━━━━━ GIVEN RECORDS

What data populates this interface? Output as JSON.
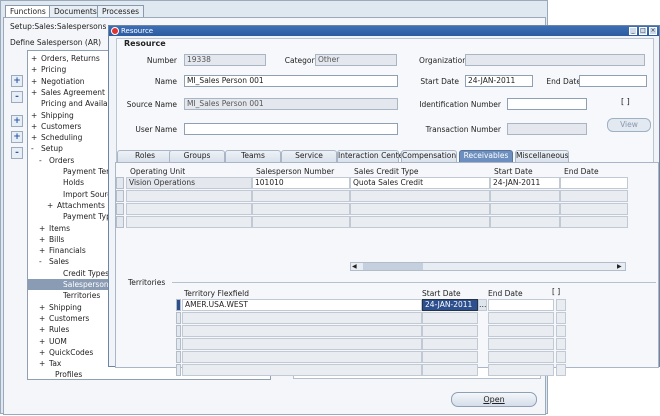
{
  "navigator": {
    "tabs": [
      "Functions",
      "Documents",
      "Processes"
    ],
    "setup_path": "Setup:Sales:Salespersons",
    "define_label": "Define Salesperson (AR)",
    "open_label": "Open",
    "tree": [
      {
        "prefix": "+",
        "label": "Orders, Returns",
        "indent": 0
      },
      {
        "prefix": "+",
        "label": "Pricing",
        "indent": 0
      },
      {
        "prefix": "+",
        "label": "Negotiation",
        "indent": 0
      },
      {
        "prefix": "+",
        "label": "Sales Agreement",
        "indent": 0
      },
      {
        "prefix": "",
        "label": "Pricing and Availability",
        "indent": 0
      },
      {
        "prefix": "+",
        "label": "Shipping",
        "indent": 0
      },
      {
        "prefix": "+",
        "label": "Customers",
        "indent": 0
      },
      {
        "prefix": "+",
        "label": "Scheduling",
        "indent": 0
      },
      {
        "prefix": "-",
        "label": "Setup",
        "indent": 0
      },
      {
        "prefix": "-",
        "label": "Orders",
        "indent": 1
      },
      {
        "prefix": "",
        "label": "Payment Terms",
        "indent": 2
      },
      {
        "prefix": "",
        "label": "Holds",
        "indent": 2
      },
      {
        "prefix": "",
        "label": "Import Sources",
        "indent": 2
      },
      {
        "prefix": "+",
        "label": "Attachments",
        "indent": 2
      },
      {
        "prefix": "",
        "label": "Payment Types",
        "indent": 2
      },
      {
        "prefix": "+",
        "label": "Items",
        "indent": 1
      },
      {
        "prefix": "+",
        "label": "Bills",
        "indent": 1
      },
      {
        "prefix": "+",
        "label": "Financials",
        "indent": 1
      },
      {
        "prefix": "-",
        "label": "Sales",
        "indent": 1
      },
      {
        "prefix": "",
        "label": "Credit Types",
        "indent": 2
      },
      {
        "prefix": "",
        "label": "Salespersons",
        "indent": 2,
        "selected": true
      },
      {
        "prefix": "",
        "label": "Territories",
        "indent": 2
      },
      {
        "prefix": "+",
        "label": "Shipping",
        "indent": 1
      },
      {
        "prefix": "+",
        "label": "Customers",
        "indent": 1
      },
      {
        "prefix": "+",
        "label": "Rules",
        "indent": 1
      },
      {
        "prefix": "+",
        "label": "UOM",
        "indent": 1
      },
      {
        "prefix": "+",
        "label": "QuickCodes",
        "indent": 1
      },
      {
        "prefix": "+",
        "label": "Tax",
        "indent": 1
      },
      {
        "prefix": "",
        "label": "Profiles",
        "indent": 1
      }
    ],
    "side_buttons": [
      "+",
      "-",
      "+",
      "+",
      "-"
    ]
  },
  "resource": {
    "title": "Resource",
    "section_title": "Resource",
    "labels": {
      "number": "Number",
      "category": "Category",
      "organization": "Organization",
      "name": "Name",
      "start_date": "Start Date",
      "end_date": "End Date",
      "source_name": "Source Name",
      "identification_number": "Identification Number",
      "user_name": "User Name",
      "transaction_number": "Transaction Number"
    },
    "values": {
      "number": "19338",
      "category": "Other",
      "organization": "",
      "name": "MI_Sales Person 001",
      "start_date": "24-JAN-2011",
      "end_date": "",
      "source_name": "MI_Sales Person 001",
      "identification_number": "",
      "user_name": "",
      "transaction_number": ""
    },
    "bracket_label": "[ ]",
    "view_label": "View",
    "tabs": [
      "Roles",
      "Groups",
      "Teams",
      "Service",
      "Interaction Center",
      "Compensation",
      "Receivables",
      "Miscellaneous"
    ],
    "active_tab": "Receivables",
    "receivables": {
      "headers": [
        "Operating Unit",
        "Salesperson Number",
        "Sales Credit Type",
        "Start Date",
        "End Date"
      ],
      "rows": [
        [
          "Vision Operations",
          "101010",
          "Quota Sales Credit",
          "24-JAN-2011",
          ""
        ]
      ]
    },
    "territories": {
      "section_label": "Territories",
      "headers": [
        "Territory Flexfield",
        "Start Date",
        "End Date"
      ],
      "bracket_label": "[ ]",
      "rows": [
        [
          "AMER.USA.WEST",
          "24-JAN-2011",
          ""
        ]
      ]
    }
  },
  "colors": {
    "title_bar": "#2d5ba0",
    "active_tab": "#6d8fbf",
    "selection": "#2d4f8e"
  }
}
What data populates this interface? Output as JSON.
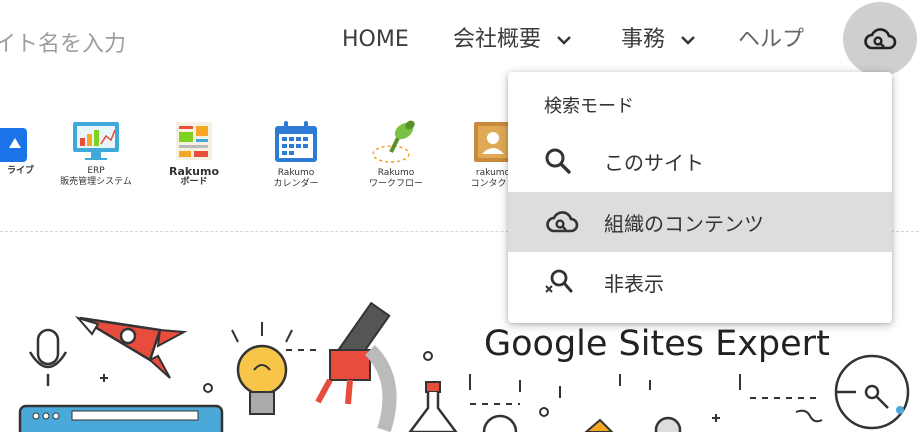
{
  "search": {
    "placeholder_text": "イト名を入力"
  },
  "nav": {
    "items": [
      {
        "label": "HOME",
        "has_dropdown": false
      },
      {
        "label": "会社概要",
        "has_dropdown": true
      },
      {
        "label": "事務",
        "has_dropdown": true
      },
      {
        "label": "ヘルプ",
        "has_dropdown": false
      }
    ],
    "search_mode_icon": "cloud-search-icon"
  },
  "apps": [
    {
      "icon": "drive-icon",
      "label1": "ライブ",
      "label2": ""
    },
    {
      "icon": "erp-icon",
      "label1": "ERP",
      "label2": "販売管理システム"
    },
    {
      "icon": "board-icon",
      "label1": "Rakumo",
      "label2": "ボード"
    },
    {
      "icon": "calendar-icon",
      "label1": "Rakumo",
      "label2": "カレンダー"
    },
    {
      "icon": "workflow-icon",
      "label1": "Rakumo",
      "label2": "ワークフロー"
    },
    {
      "icon": "contacts-icon",
      "label1": "rakumo",
      "label2": "コンタクト"
    }
  ],
  "hero": {
    "title": "Google Sites Expert"
  },
  "search_menu": {
    "header": "検索モード",
    "items": [
      {
        "icon": "search-icon",
        "label": "このサイト",
        "selected": false
      },
      {
        "icon": "cloud-search-icon",
        "label": "組織のコンテンツ",
        "selected": true
      },
      {
        "icon": "search-off-icon",
        "label": "非表示",
        "selected": false
      }
    ]
  },
  "colors": {
    "selected_bg": "#dddddd",
    "menu_bg": "#ffffff",
    "icon_button_bg": "#cfcfcf"
  }
}
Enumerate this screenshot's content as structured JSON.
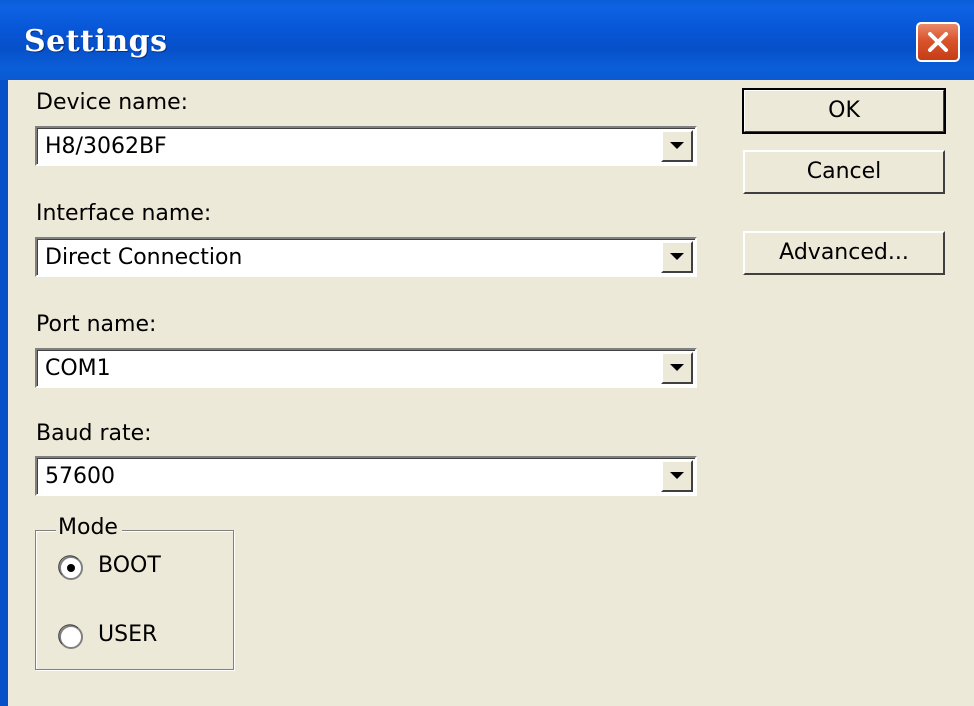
{
  "window": {
    "title": "Settings"
  },
  "fields": {
    "device": {
      "label": "Device name:",
      "value": "H8/3062BF"
    },
    "interface": {
      "label": "Interface name:",
      "value": "Direct Connection"
    },
    "port": {
      "label": "Port name:",
      "value": "COM1"
    },
    "baud": {
      "label": "Baud rate:",
      "value": "57600"
    }
  },
  "buttons": {
    "ok": "OK",
    "cancel": "Cancel",
    "advanced": "Advanced..."
  },
  "mode": {
    "title": "Mode",
    "options": [
      {
        "label": "BOOT",
        "selected": true
      },
      {
        "label": "USER",
        "selected": false
      }
    ]
  },
  "icons": {
    "close": "close-icon",
    "dropdown": "chevron-down-icon",
    "radio": "radio-icon"
  },
  "colors": {
    "titlebar": "#0650c9",
    "dialog_bg": "#ece9d8",
    "close_button": "#d9542c"
  }
}
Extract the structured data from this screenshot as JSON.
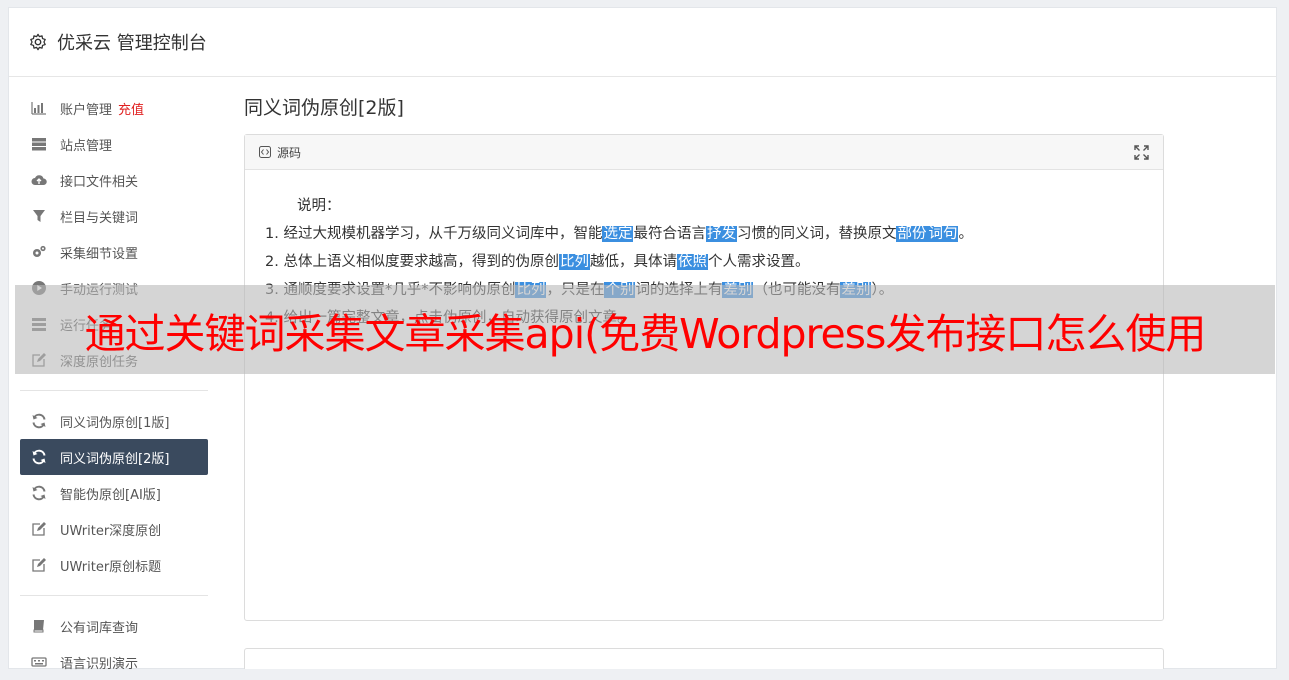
{
  "header": {
    "title": "优采云 管理控制台",
    "icon": "gear-icon"
  },
  "sidebar": {
    "group1": [
      {
        "label": "账户管理",
        "badge": "充值",
        "icon": "bar-chart-icon"
      },
      {
        "label": "站点管理",
        "icon": "server-icon"
      },
      {
        "label": "接口文件相关",
        "icon": "cloud-upload-icon"
      },
      {
        "label": "栏目与关键词",
        "icon": "filter-icon"
      },
      {
        "label": "采集细节设置",
        "icon": "gears-icon"
      },
      {
        "label": "手动运行测试",
        "icon": "play-icon"
      },
      {
        "label": "运行任务",
        "icon": "tasks-icon"
      },
      {
        "label": "深度原创任务",
        "icon": "edit-icon"
      }
    ],
    "group2": [
      {
        "label": "同义词伪原创[1版]",
        "icon": "refresh-icon"
      },
      {
        "label": "同义词伪原创[2版]",
        "icon": "refresh-icon",
        "active": true
      },
      {
        "label": "智能伪原创[AI版]",
        "icon": "refresh-icon"
      },
      {
        "label": "UWriter深度原创",
        "icon": "edit-icon"
      },
      {
        "label": "UWriter原创标题",
        "icon": "edit-icon"
      }
    ],
    "group3": [
      {
        "label": "公有词库查询",
        "icon": "book-icon"
      },
      {
        "label": "语言识别演示",
        "icon": "keyboard-icon"
      }
    ]
  },
  "main": {
    "title": "同义词伪原创[2版]",
    "editor": {
      "toolbar_label": "源码",
      "intro": "说明：",
      "lines": [
        [
          {
            "t": "1. 经过大规模机器学习，从千万级同义词库中，智能"
          },
          {
            "t": "选定",
            "h": true
          },
          {
            "t": "最符合语言"
          },
          {
            "t": "抒发",
            "h": true
          },
          {
            "t": "习惯的同义词，替换原文"
          },
          {
            "t": "部份",
            "h": true
          },
          {
            "t": "词句",
            "h": true
          },
          {
            "t": "。"
          }
        ],
        [
          {
            "t": "2. 总体上语义相似度要求越高，得到的伪原创"
          },
          {
            "t": "比列",
            "h": true
          },
          {
            "t": "越低，具体请"
          },
          {
            "t": "依照",
            "h": true
          },
          {
            "t": "个人需求设置。"
          }
        ],
        [
          {
            "t": "3. 通顺度要求设置*几乎*不影响伪原创"
          },
          {
            "t": "比列",
            "h": true
          },
          {
            "t": "，只是在"
          },
          {
            "t": "个别",
            "h": true
          },
          {
            "t": "词的选择上有"
          },
          {
            "t": "差别",
            "h": true
          },
          {
            "t": "（也可能没有"
          },
          {
            "t": "差别",
            "h": true
          },
          {
            "t": "）。"
          }
        ],
        [
          {
            "t": "4. 给出一篇完整文章，点击伪原创，自动获得原创文章。"
          }
        ]
      ]
    }
  },
  "overlay": {
    "text": "通过关键词采集文章采集api(免费Wordpress发布接口怎么使用"
  },
  "colors": {
    "active_bg": "#3a4a5e",
    "highlight": "#3b8fe0",
    "badge": "#e02020",
    "overlay_text": "#ff0000"
  }
}
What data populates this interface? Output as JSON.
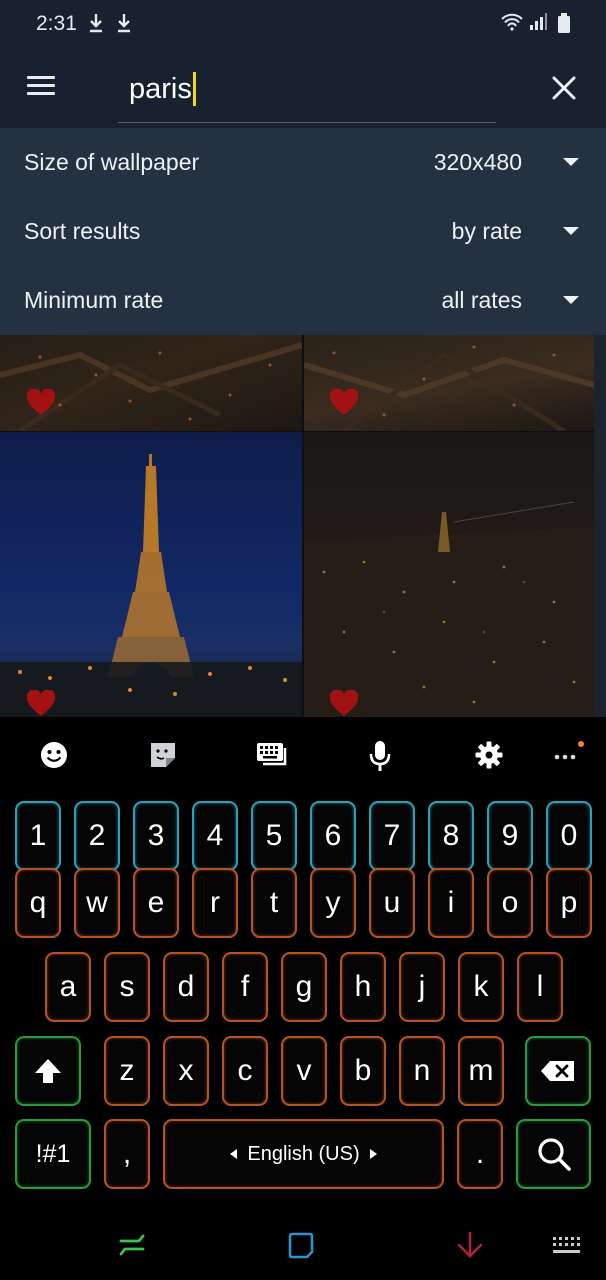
{
  "status": {
    "time": "2:31"
  },
  "search": {
    "query": "paris"
  },
  "filters": [
    {
      "label": "Size of wallpaper",
      "value": "320x480"
    },
    {
      "label": "Sort results",
      "value": "by rate"
    },
    {
      "label": "Minimum rate",
      "value": "all rates"
    }
  ],
  "keyboard": {
    "numbers": [
      "1",
      "2",
      "3",
      "4",
      "5",
      "6",
      "7",
      "8",
      "9",
      "0"
    ],
    "row1": [
      "q",
      "w",
      "e",
      "r",
      "t",
      "y",
      "u",
      "i",
      "o",
      "p"
    ],
    "row2": [
      "a",
      "s",
      "d",
      "f",
      "g",
      "h",
      "j",
      "k",
      "l"
    ],
    "row3": [
      "z",
      "x",
      "c",
      "v",
      "b",
      "n",
      "m"
    ],
    "symbols_label": "!#1",
    "comma": ",",
    "period": ".",
    "language": "English (US)"
  },
  "colors": {
    "app_bar": "#172130",
    "filter_panel": "#233140",
    "caret": "#f2d81c",
    "number_key_border": "#2f9fb8",
    "letter_key_border": "#b4532a",
    "action_key_border": "#2a9a3c",
    "heart": "#a31212"
  },
  "icons": {
    "status": [
      "download-icon",
      "download-icon",
      "wifi-icon",
      "signal-icon",
      "battery-icon"
    ],
    "toolbar": [
      "emoji-icon",
      "sticker-icon",
      "keyboard-icon",
      "microphone-icon",
      "settings-icon",
      "more-icon"
    ],
    "nav": [
      "recent-apps-icon",
      "home-icon",
      "back-icon",
      "keyboard-switch-icon"
    ]
  }
}
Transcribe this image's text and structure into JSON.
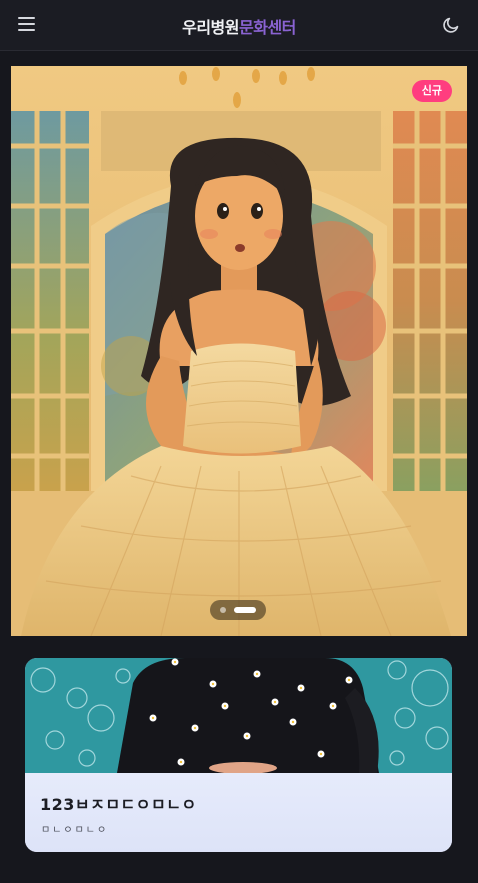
{
  "header": {
    "brand_main": "우리병원",
    "brand_accent": "문화센터",
    "menu_icon": "hamburger-menu-icon",
    "theme_icon": "moon-icon"
  },
  "hero": {
    "badge": "신규",
    "slides_total": 2,
    "active_slide": 2,
    "image": "illustration of a girl in a strapless tulle dress seated before an arched window"
  },
  "card": {
    "title": "123ㅂㅈㅁㄷㅇㅁㄴㅇ",
    "subtitle": "ㅁㄴㅇㅁㄴㅇ",
    "image": "person in black sweater with daisy pattern against teal background with bubbles"
  },
  "colors": {
    "background": "#16171d",
    "header": "#1b1c23",
    "accent": "#8a63d2",
    "badge": "#ff3d7f",
    "card": "#dfe5f9"
  }
}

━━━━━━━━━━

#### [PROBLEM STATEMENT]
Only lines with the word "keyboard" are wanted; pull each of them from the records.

#### [ANSWER TO THIS TASK]
        "icon": "keyboard-icon"
  "keyboard": {
      "keyboard-icon",
      "keyboard-switch-icon"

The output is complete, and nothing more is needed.